The Lure of the Ukulele

In 2003 Bill Robertson created an excellent short documentary about the mystique of the ukulele called Rock That Uke. He stated that the shape, the size, and certainly the sound, all in combination, account for the immensely intriguing popularity of the ukulele. Robertson believes that, by the simple act of physically holding the ukulele, a person quickly becomes enchanted by the instrument.

He notes, “It’s about the size of a human infant, and when you hold it to play, you hold it up close and you’re cradling it to your heart… to be corny about it. It is this small thing that you’re protecting, and also giving you a sense of protective purpose in the world.”

But the most unique characteristic of the ukulele is the intonation. It has a delightfully happy tonality that is both innocent and charming, even when played by someone as serious as Taylor Mac, who performed earlier this month at the Undermain Theatre in Dallas. Robertson continues, “We’re reminded of a time when we were so young that nothing is our fault. And that makes us happy.”
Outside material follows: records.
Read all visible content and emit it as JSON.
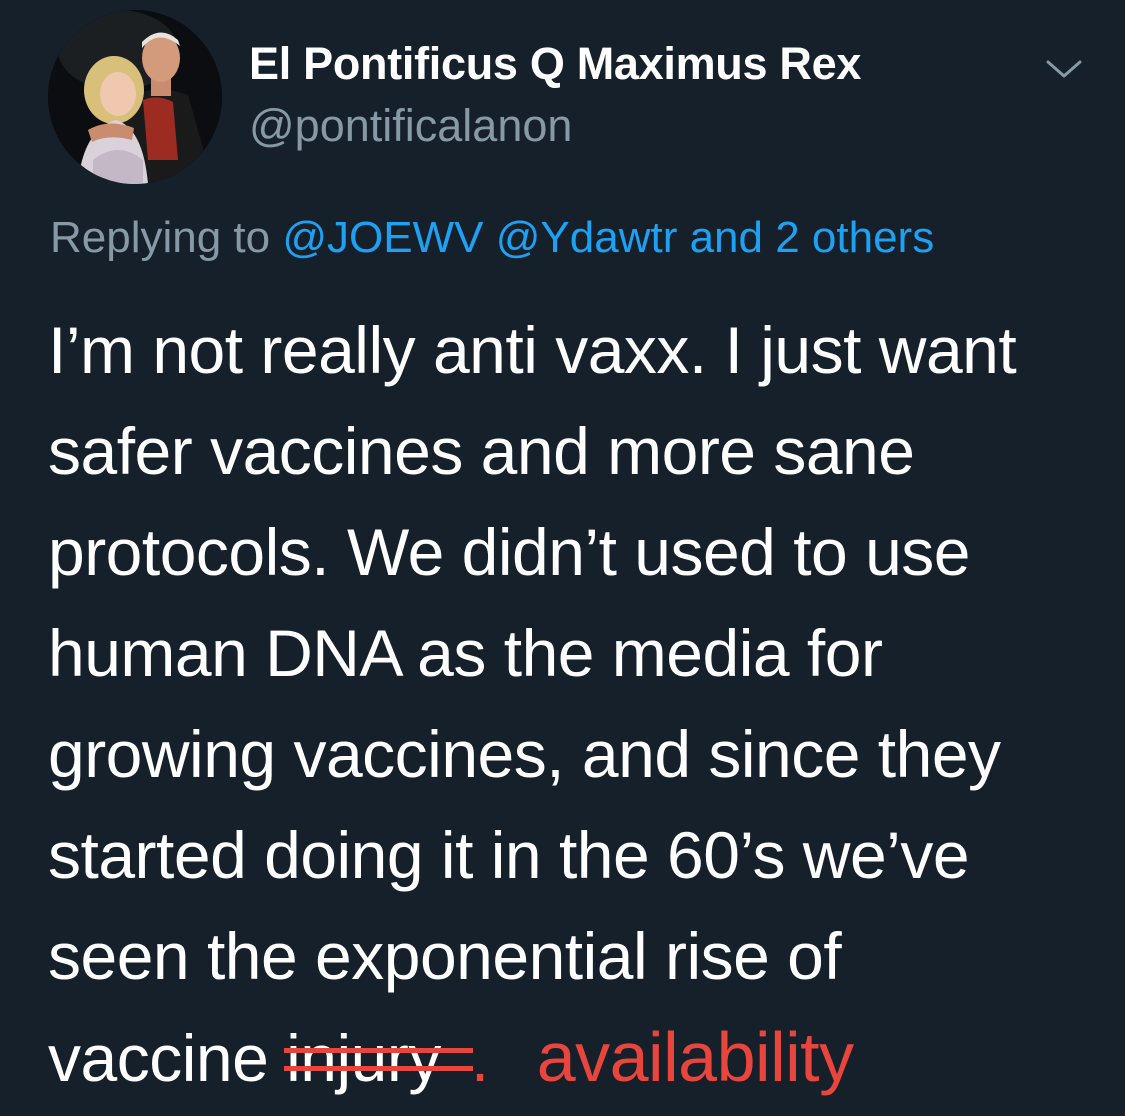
{
  "author": {
    "display_name": "El Pontificus Q Maximus Rex",
    "handle": "@pontificalanon"
  },
  "reply": {
    "prefix": "Replying to",
    "mentions": [
      "@JOEWV",
      "@Ydawtr"
    ],
    "others": "and 2 others"
  },
  "tweet_lines": [
    "I’m not really anti vaxx. I just want",
    "safer vaccines and more sane",
    "protocols.  We didn’t used to use",
    "human DNA as the media for",
    "growing vaccines, and since they",
    "started doing it in the 60’s we’ve",
    "seen the exponential rise of"
  ],
  "last_line": {
    "lead": "vaccine ",
    "struck_word": "injury",
    "struck_dot": ".",
    "annotation": "availability"
  },
  "colors": {
    "background": "#15202b",
    "handle_gray": "#8899a6",
    "link_blue": "#1da1f2",
    "annotation_red": "#e8453c"
  },
  "icons": {
    "menu": "chevron-down-icon"
  }
}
Robertson, whom I consider to be the foremost expert when it comes to expositions about the ukulele, also points out that, because there is a high end but no low end on the ukulele’s four strings, that gives it what is known as the “‘pink’ quality.” “You’re strumming it, all the strings are in the upper range, and it doesn’t have that bass sort of support that a guitar has, that robust sound. Just the high sound, which gives it a very childlike quality that conveys a certain innocence.”

The ukulele is loved and desired by so many fans because of three qualities other than its sound – it is easy to obtain, it can be carried anywhere because of its size, and it is very inexpensive in comparison with other instruments. The price of a beginner ukulele is only around thirty or forty dollars. Of course, as with any musical instrument, you can find exquisitely formed styles with wood inlays and expensive woods with prices that might run into the thousands of dollars.

Ukulele experts are confident that you will be able to learn to play any ukulele easily. Levine of the Dallas Ukulele Headquarters claims, “I can teach anyone to play the ukulele in about fifteen minutes.” He begins teaching with a short session (around fifteen minutes) at the beginning of his classes.